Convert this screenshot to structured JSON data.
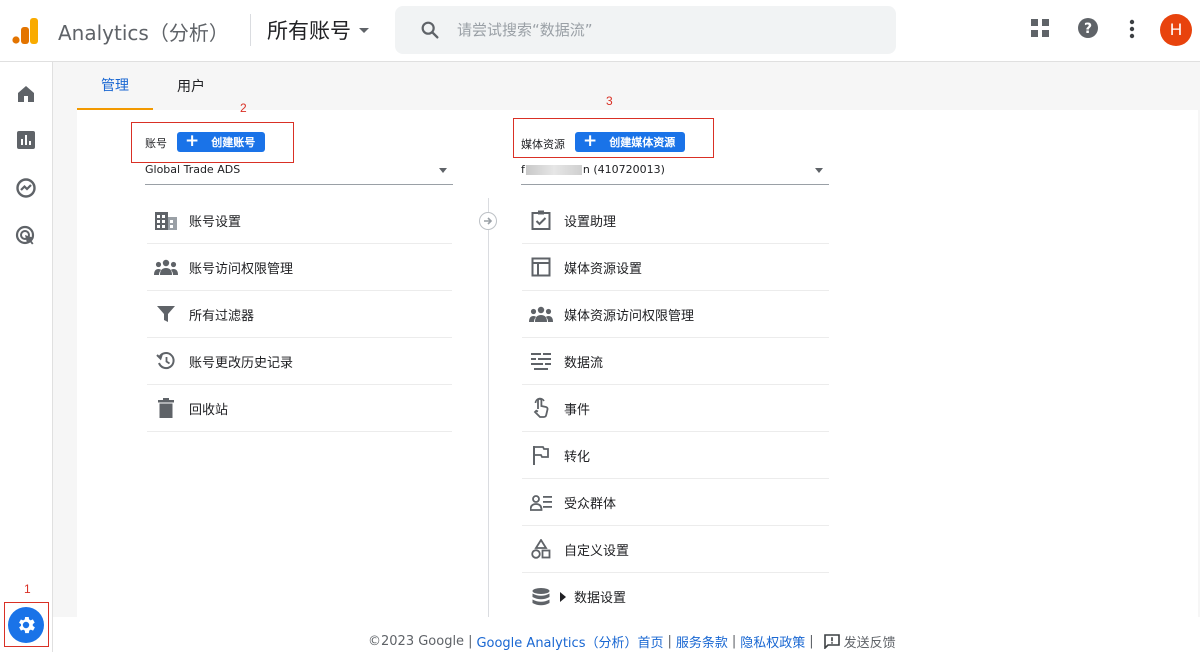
{
  "header": {
    "app_name": "Analytics（分析）",
    "account_switcher": "所有账号",
    "search_placeholder": "请尝试搜索“数据流”",
    "avatar_letter": "H"
  },
  "tabs": [
    {
      "label": "管理",
      "active": true
    },
    {
      "label": "用户",
      "active": false
    }
  ],
  "annotations": {
    "rail_gear": "1",
    "account_box": "2",
    "property_box": "3"
  },
  "account_column": {
    "label": "账号",
    "create_button": "创建账号",
    "selected": "Global Trade ADS",
    "items": [
      {
        "label": "账号设置",
        "icon": "building-icon"
      },
      {
        "label": "账号访问权限管理",
        "icon": "people-icon"
      },
      {
        "label": "所有过滤器",
        "icon": "filter-icon"
      },
      {
        "label": "账号更改历史记录",
        "icon": "history-icon"
      },
      {
        "label": "回收站",
        "icon": "trash-icon"
      }
    ]
  },
  "property_column": {
    "label": "媒体资源",
    "create_button": "创建媒体资源",
    "selected_prefix": "f",
    "selected_suffix": "n (410720013)",
    "items": [
      {
        "label": "设置助理",
        "icon": "checkbox-icon"
      },
      {
        "label": "媒体资源设置",
        "icon": "layout-icon"
      },
      {
        "label": "媒体资源访问权限管理",
        "icon": "people-icon"
      },
      {
        "label": "数据流",
        "icon": "streams-icon"
      },
      {
        "label": "事件",
        "icon": "touch-icon"
      },
      {
        "label": "转化",
        "icon": "flag-icon"
      },
      {
        "label": "受众群体",
        "icon": "audience-icon"
      },
      {
        "label": "自定义设置",
        "icon": "shapes-icon"
      },
      {
        "label": "数据设置",
        "icon": "database-icon"
      }
    ]
  },
  "footer": {
    "copyright": "©2023 Google",
    "links": [
      "Google Analytics（分析）首页",
      "服务条款",
      "隐私权政策"
    ],
    "separator": "|",
    "feedback": "发送反馈"
  },
  "colors": {
    "accent": "#1a73e8",
    "tab_underline": "#f29900",
    "annotation": "#d93025",
    "avatar": "#e8430d"
  }
}
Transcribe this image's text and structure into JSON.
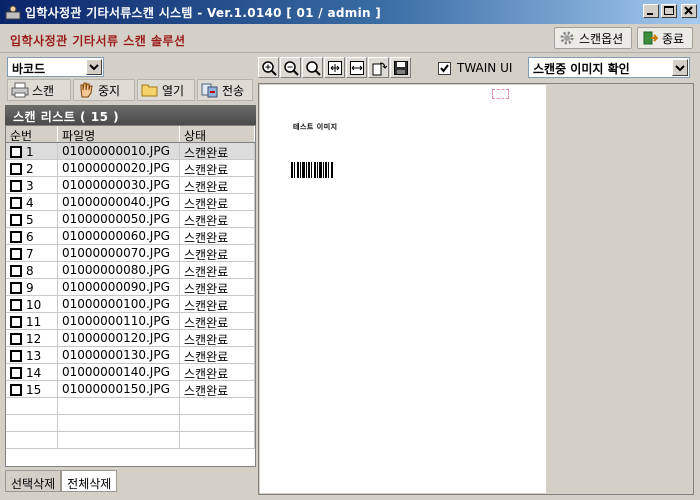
{
  "window": {
    "title": "입학사정관 기타서류스캔 시스템 - Ver.1.0140   [ 01 / admin ]"
  },
  "header": {
    "brand": "입학사정관 기타서류 스캔 솔루션",
    "options_label": "스캔옵션",
    "exit_label": "종료"
  },
  "left": {
    "barcode_select": "바코드",
    "buttons": {
      "scan": "스캔",
      "stop": "중지",
      "open": "열기",
      "send": "전송"
    },
    "list_title": "스캔 리스트 ( 15 )",
    "columns": [
      "순번",
      "파일명",
      "상태"
    ],
    "rows": [
      {
        "no": "1",
        "file": "01000000010.JPG",
        "status": "스캔완료"
      },
      {
        "no": "2",
        "file": "01000000020.JPG",
        "status": "스캔완료"
      },
      {
        "no": "3",
        "file": "01000000030.JPG",
        "status": "스캔완료"
      },
      {
        "no": "4",
        "file": "01000000040.JPG",
        "status": "스캔완료"
      },
      {
        "no": "5",
        "file": "01000000050.JPG",
        "status": "스캔완료"
      },
      {
        "no": "6",
        "file": "01000000060.JPG",
        "status": "스캔완료"
      },
      {
        "no": "7",
        "file": "01000000070.JPG",
        "status": "스캔완료"
      },
      {
        "no": "8",
        "file": "01000000080.JPG",
        "status": "스캔완료"
      },
      {
        "no": "9",
        "file": "01000000090.JPG",
        "status": "스캔완료"
      },
      {
        "no": "10",
        "file": "01000000100.JPG",
        "status": "스캔완료"
      },
      {
        "no": "11",
        "file": "01000000110.JPG",
        "status": "스캔완료"
      },
      {
        "no": "12",
        "file": "01000000120.JPG",
        "status": "스캔완료"
      },
      {
        "no": "13",
        "file": "01000000130.JPG",
        "status": "스캔완료"
      },
      {
        "no": "14",
        "file": "01000000140.JPG",
        "status": "스캔완료"
      },
      {
        "no": "15",
        "file": "01000000150.JPG",
        "status": "스캔완료"
      }
    ],
    "tabs": [
      "선택삭제",
      "전체삭제"
    ]
  },
  "right": {
    "twain_label": "TWAIN UI",
    "twain_checked": true,
    "view_combo": "스캔중 이미지 확인",
    "document_text": "테스트 이미지"
  },
  "colors": {
    "title_gradient_start": "#0a246a",
    "brand_text": "#9b1b1b",
    "list_header": "#4a4a4a"
  }
}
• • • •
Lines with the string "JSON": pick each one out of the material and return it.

Convert this screenshot to structured JSON data.
Transcribe this image's text and structure into JSON.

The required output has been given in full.